● **WORK TO BE COMPLETED**
Would you filter the listing below so that only lines with the word "image" remain?

Start of Block

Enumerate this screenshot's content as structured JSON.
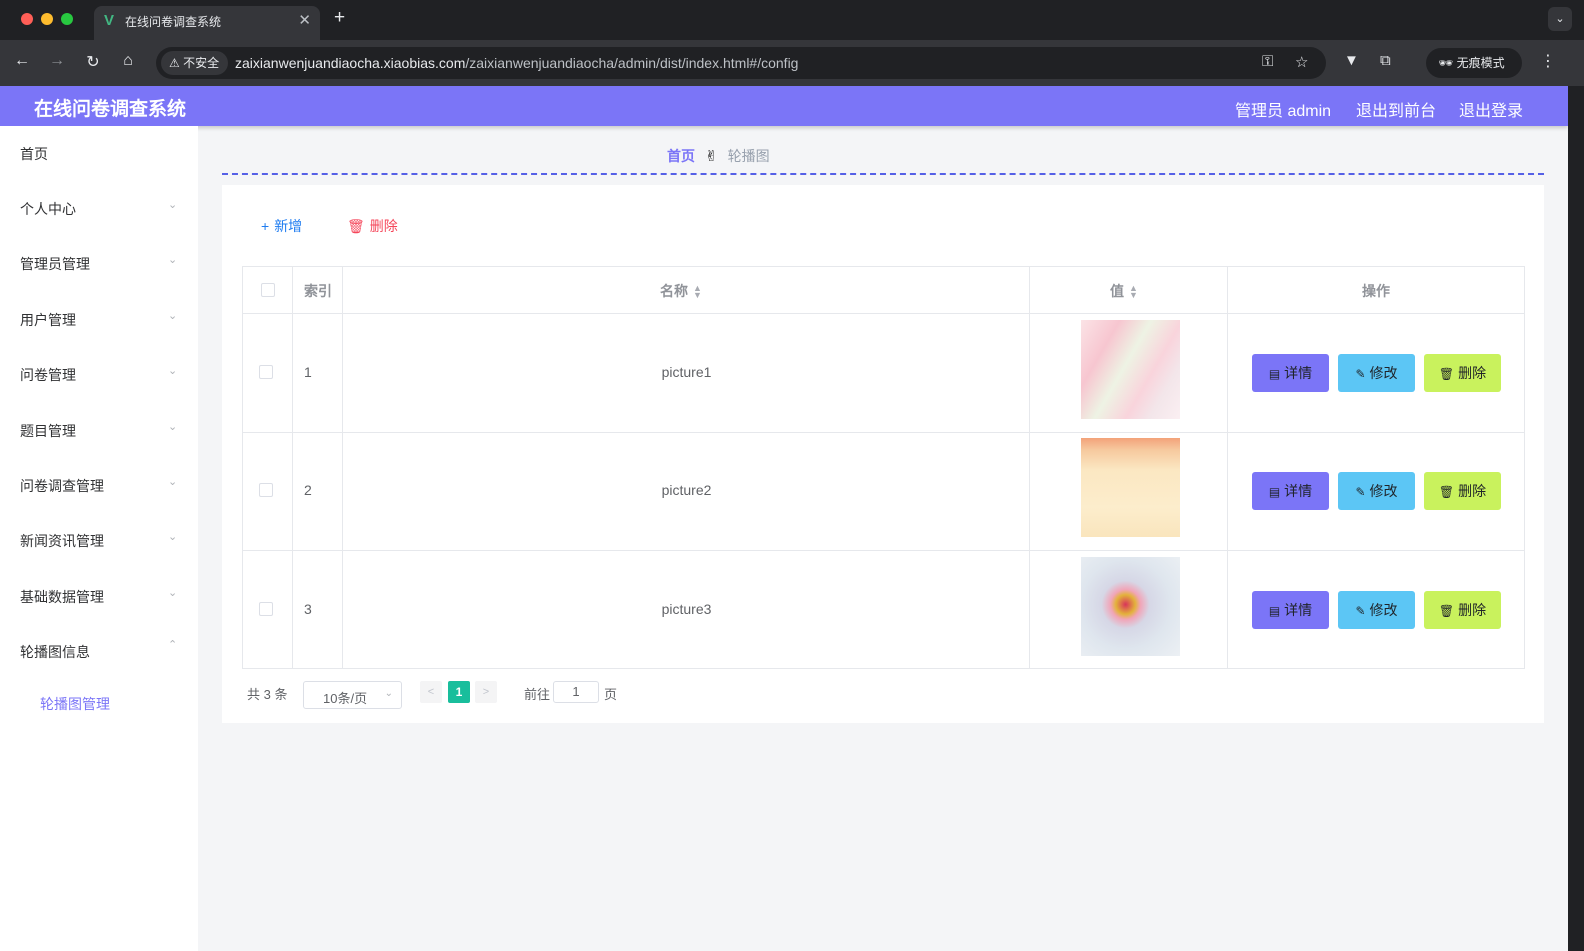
{
  "browser": {
    "tab_title": "在线问卷调查系统",
    "tab_favicon": "V",
    "tab_close": "✕",
    "new_tab": "+",
    "tab_menu": "⌄",
    "insecure_label": "不安全",
    "url_host": "zaixianwenjuandiaocha.xiaobias.com",
    "url_path": "/zaixianwenjuandiaocha/admin/dist/index.html#/config",
    "incognito_label": "无痕模式",
    "icons": [
      "back-icon",
      "forward-icon",
      "reload-icon",
      "home-icon",
      "key-icon",
      "star-icon",
      "extension-icon",
      "puzzle-icon",
      "incognito-icon",
      "menu-icon"
    ]
  },
  "header": {
    "title": "在线问卷调查系统",
    "user_label": "管理员 admin",
    "front_label": "退出到前台",
    "logout_label": "退出登录",
    "color": "#7b75f7"
  },
  "sidebar": {
    "items": [
      {
        "label": "首页",
        "has_arrow": false
      },
      {
        "label": "个人中心",
        "has_arrow": true
      },
      {
        "label": "管理员管理",
        "has_arrow": true
      },
      {
        "label": "用户管理",
        "has_arrow": true
      },
      {
        "label": "问卷管理",
        "has_arrow": true
      },
      {
        "label": "题目管理",
        "has_arrow": true
      },
      {
        "label": "问卷调查管理",
        "has_arrow": true
      },
      {
        "label": "新闻资讯管理",
        "has_arrow": true
      },
      {
        "label": "基础数据管理",
        "has_arrow": true
      },
      {
        "label": "轮播图信息",
        "has_arrow": true,
        "expanded": true
      }
    ],
    "submenu": {
      "label": "轮播图管理",
      "active": true
    }
  },
  "breadcrumb": {
    "home": "首页",
    "separator": "✌",
    "current": "轮播图"
  },
  "toolbar": {
    "add_label": "新增",
    "delete_label": "删除"
  },
  "table": {
    "headers": {
      "index": "索引",
      "name": "名称",
      "value": "值",
      "actions": "操作"
    },
    "rows": [
      {
        "index": "1",
        "name": "picture1",
        "image": "pink-blossom-image"
      },
      {
        "index": "2",
        "name": "picture2",
        "image": "cream-tulip-image"
      },
      {
        "index": "3",
        "name": "picture3",
        "image": "flower-bouquet-image"
      }
    ],
    "action_labels": {
      "detail": "详情",
      "edit": "修改",
      "remove": "删除"
    }
  },
  "pagination": {
    "total": "共 3 条",
    "page_size": "10条/页",
    "current_page": "1",
    "goto_label": "前往",
    "goto_value": "1",
    "page_suffix": "页"
  }
}
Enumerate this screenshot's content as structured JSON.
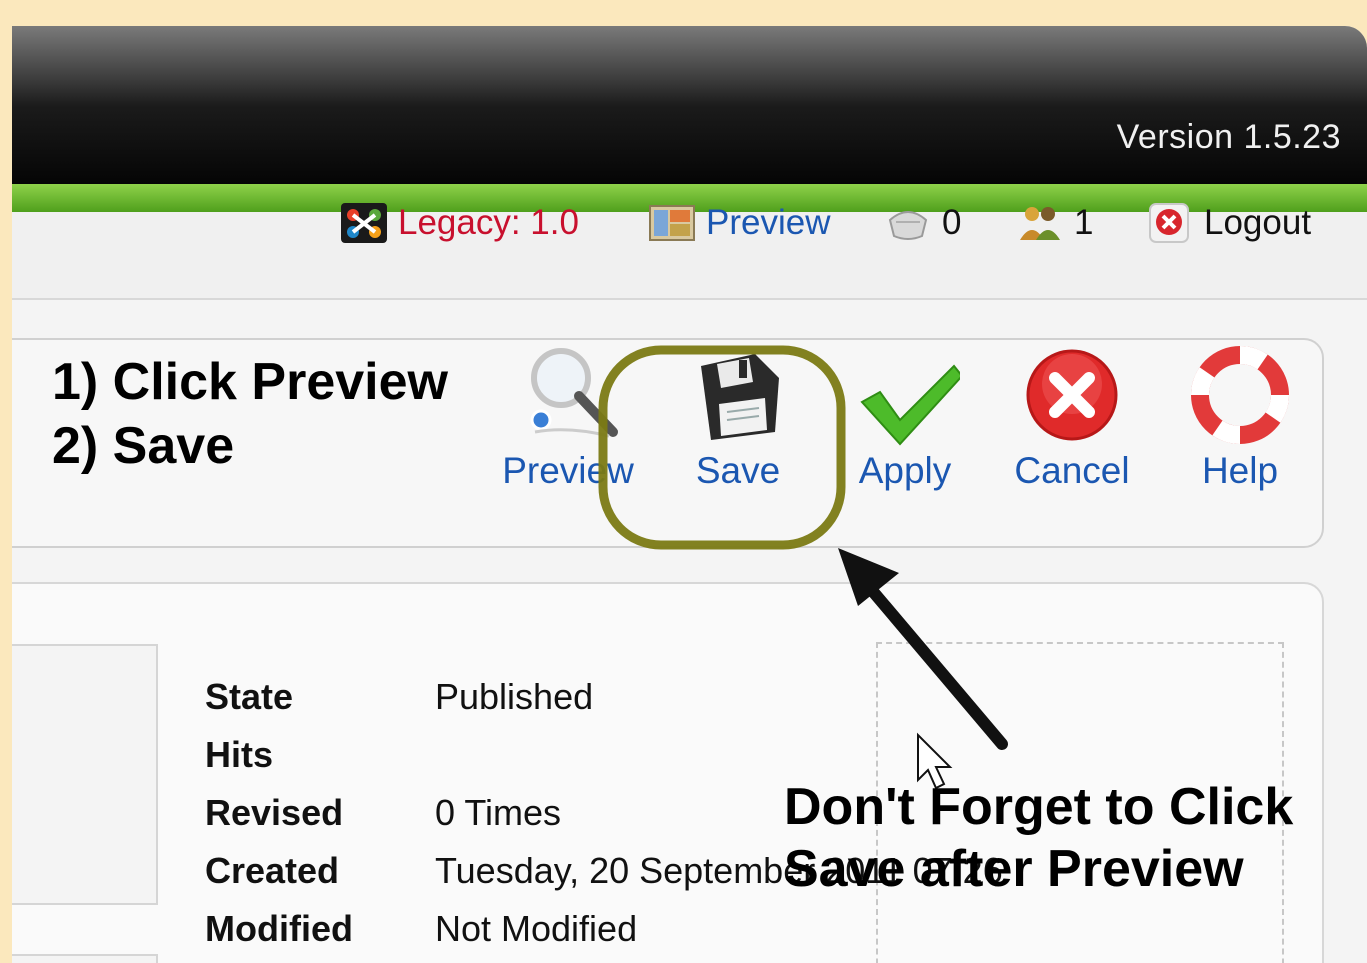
{
  "header": {
    "version": "Version 1.5.23"
  },
  "status_bar": {
    "legacy": "Legacy: 1.0",
    "preview": "Preview",
    "messages_count": "0",
    "users_count": "1",
    "logout": "Logout"
  },
  "instructions": {
    "line1": "1) Click Preview",
    "line2": "2) Save"
  },
  "toolbar": {
    "preview": "Preview",
    "save": "Save",
    "apply": "Apply",
    "cancel": "Cancel",
    "help": "Help"
  },
  "details": {
    "rows": [
      {
        "key": "State",
        "value": "Published"
      },
      {
        "key": "Hits",
        "value": ""
      },
      {
        "key": "Revised",
        "value": "0 Times"
      },
      {
        "key": "Created",
        "value": "Tuesday, 20 September 2011 07:26"
      },
      {
        "key": "Modified",
        "value": "Not Modified"
      }
    ]
  },
  "callout": {
    "line1": "Don't Forget to Click",
    "line2": "Save after Preview"
  },
  "colors": {
    "link": "#1b57b1",
    "legacy": "#c8102e",
    "highlight_ring": "#7b7a14",
    "green_bar": "#6ab42f"
  },
  "icons": [
    "joomla-icon",
    "preview-site-icon",
    "messages-icon",
    "users-icon",
    "logout-icon",
    "magnifier-icon",
    "floppy-disk-icon",
    "checkmark-icon",
    "cancel-icon",
    "lifebuoy-icon",
    "mouse-cursor-icon"
  ]
}
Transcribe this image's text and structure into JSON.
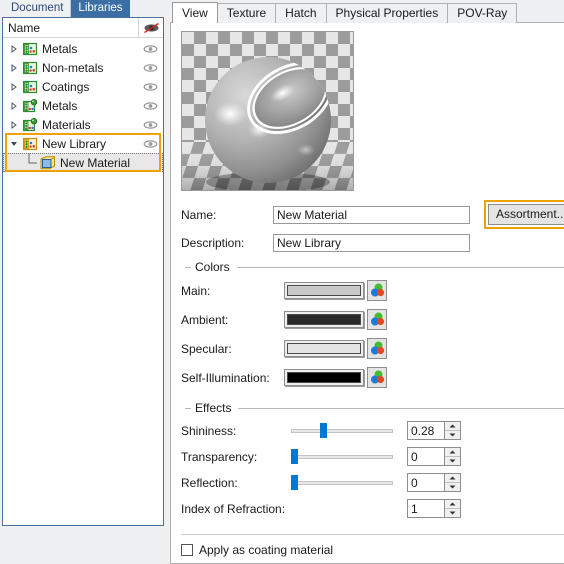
{
  "left_panel": {
    "tabs": [
      {
        "label": "Document",
        "active": false
      },
      {
        "label": "Libraries",
        "active": true
      }
    ],
    "tree_header": {
      "name_label": "Name",
      "visibility_icon": "eye-crossed-icon"
    },
    "tree_items": [
      {
        "label": "Metals",
        "icon": "library-folder-icon",
        "expander": "collapsed",
        "eye": true,
        "indent": 0,
        "selected": false
      },
      {
        "label": "Non-metals",
        "icon": "library-folder-icon",
        "expander": "collapsed",
        "eye": true,
        "indent": 0,
        "selected": false
      },
      {
        "label": "Coatings",
        "icon": "library-folder-icon",
        "expander": "collapsed",
        "eye": true,
        "indent": 0,
        "selected": false
      },
      {
        "label": "Metals",
        "icon": "material-folder-icon",
        "expander": "collapsed",
        "eye": true,
        "indent": 0,
        "selected": false
      },
      {
        "label": "Materials",
        "icon": "material-folder-icon",
        "expander": "collapsed",
        "eye": true,
        "indent": 0,
        "selected": false
      },
      {
        "label": "New Library",
        "icon": "new-library-icon",
        "expander": "expanded",
        "eye": true,
        "indent": 0,
        "selected": false
      },
      {
        "label": "New Material",
        "icon": "material-item-icon",
        "expander": "none",
        "eye": false,
        "indent": 1,
        "selected": true
      }
    ],
    "highlight_color": "#f2a007"
  },
  "right_panel": {
    "tabs": [
      {
        "label": "View",
        "active": true
      },
      {
        "label": "Texture",
        "active": false
      },
      {
        "label": "Hatch",
        "active": false
      },
      {
        "label": "Physical Properties",
        "active": false
      },
      {
        "label": "POV-Ray",
        "active": false
      }
    ],
    "preview": {
      "alt": "material-preview-sphere"
    },
    "name_field": {
      "label": "Name:",
      "value": "New Material",
      "placeholder": ""
    },
    "description_field": {
      "label": "Description:",
      "value": "New Library",
      "placeholder": ""
    },
    "assortment_button": {
      "label": "Assortment...",
      "highlighted": true
    },
    "colors_group": {
      "legend": "Colors",
      "rows": [
        {
          "label": "Main:",
          "color": "#c8c8c8",
          "picker_icon": "color-picker-icon"
        },
        {
          "label": "Ambient:",
          "color": "#2b2b2b",
          "picker_icon": "color-picker-icon"
        },
        {
          "label": "Specular:",
          "color": "#e4e4e4",
          "picker_icon": "color-picker-icon"
        },
        {
          "label": "Self-Illumination:",
          "color": "#000000",
          "picker_icon": "color-picker-icon"
        }
      ]
    },
    "effects_group": {
      "legend": "Effects",
      "rows": [
        {
          "label": "Shininess:",
          "value": "0.28",
          "slider": true,
          "percent": 28
        },
        {
          "label": "Transparency:",
          "value": "0",
          "slider": true,
          "percent": 0
        },
        {
          "label": "Reflection:",
          "value": "0",
          "slider": true,
          "percent": 0
        },
        {
          "label": "Index of Refraction:",
          "value": "1",
          "slider": false,
          "percent": 0
        }
      ],
      "slider_color": "#0078d7"
    },
    "coating_checkbox": {
      "label": "Apply as coating material",
      "checked": false
    }
  }
}
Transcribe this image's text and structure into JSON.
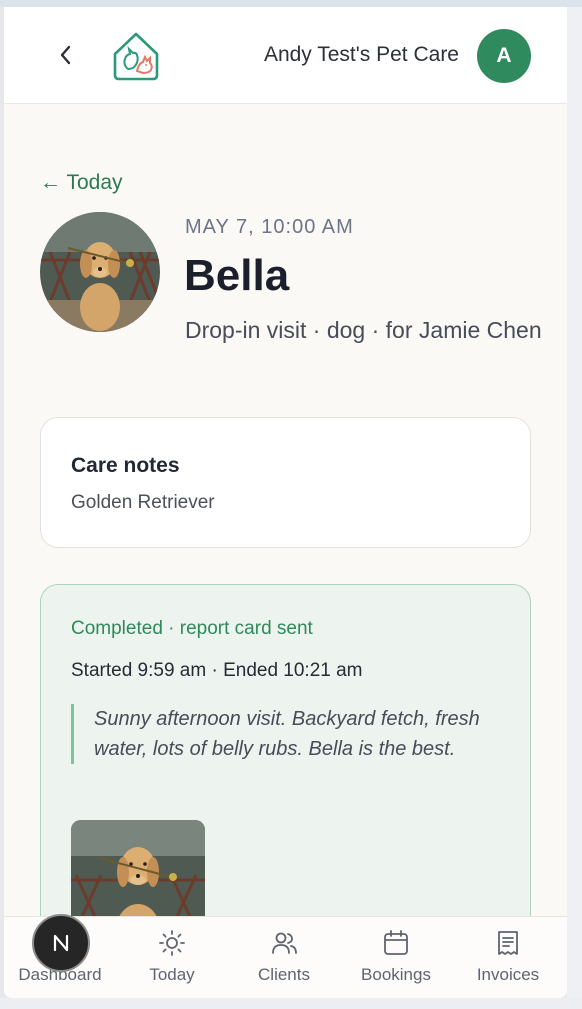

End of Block

● **RESPONSE AREA**
        "image": "pink-blossom-image"
        "image": "cream-tulip-image"
        "image": "flower-bouquet-image"
Transcribe this image's text and structure into JSON.
Transcribe this image's text and structure into JSON.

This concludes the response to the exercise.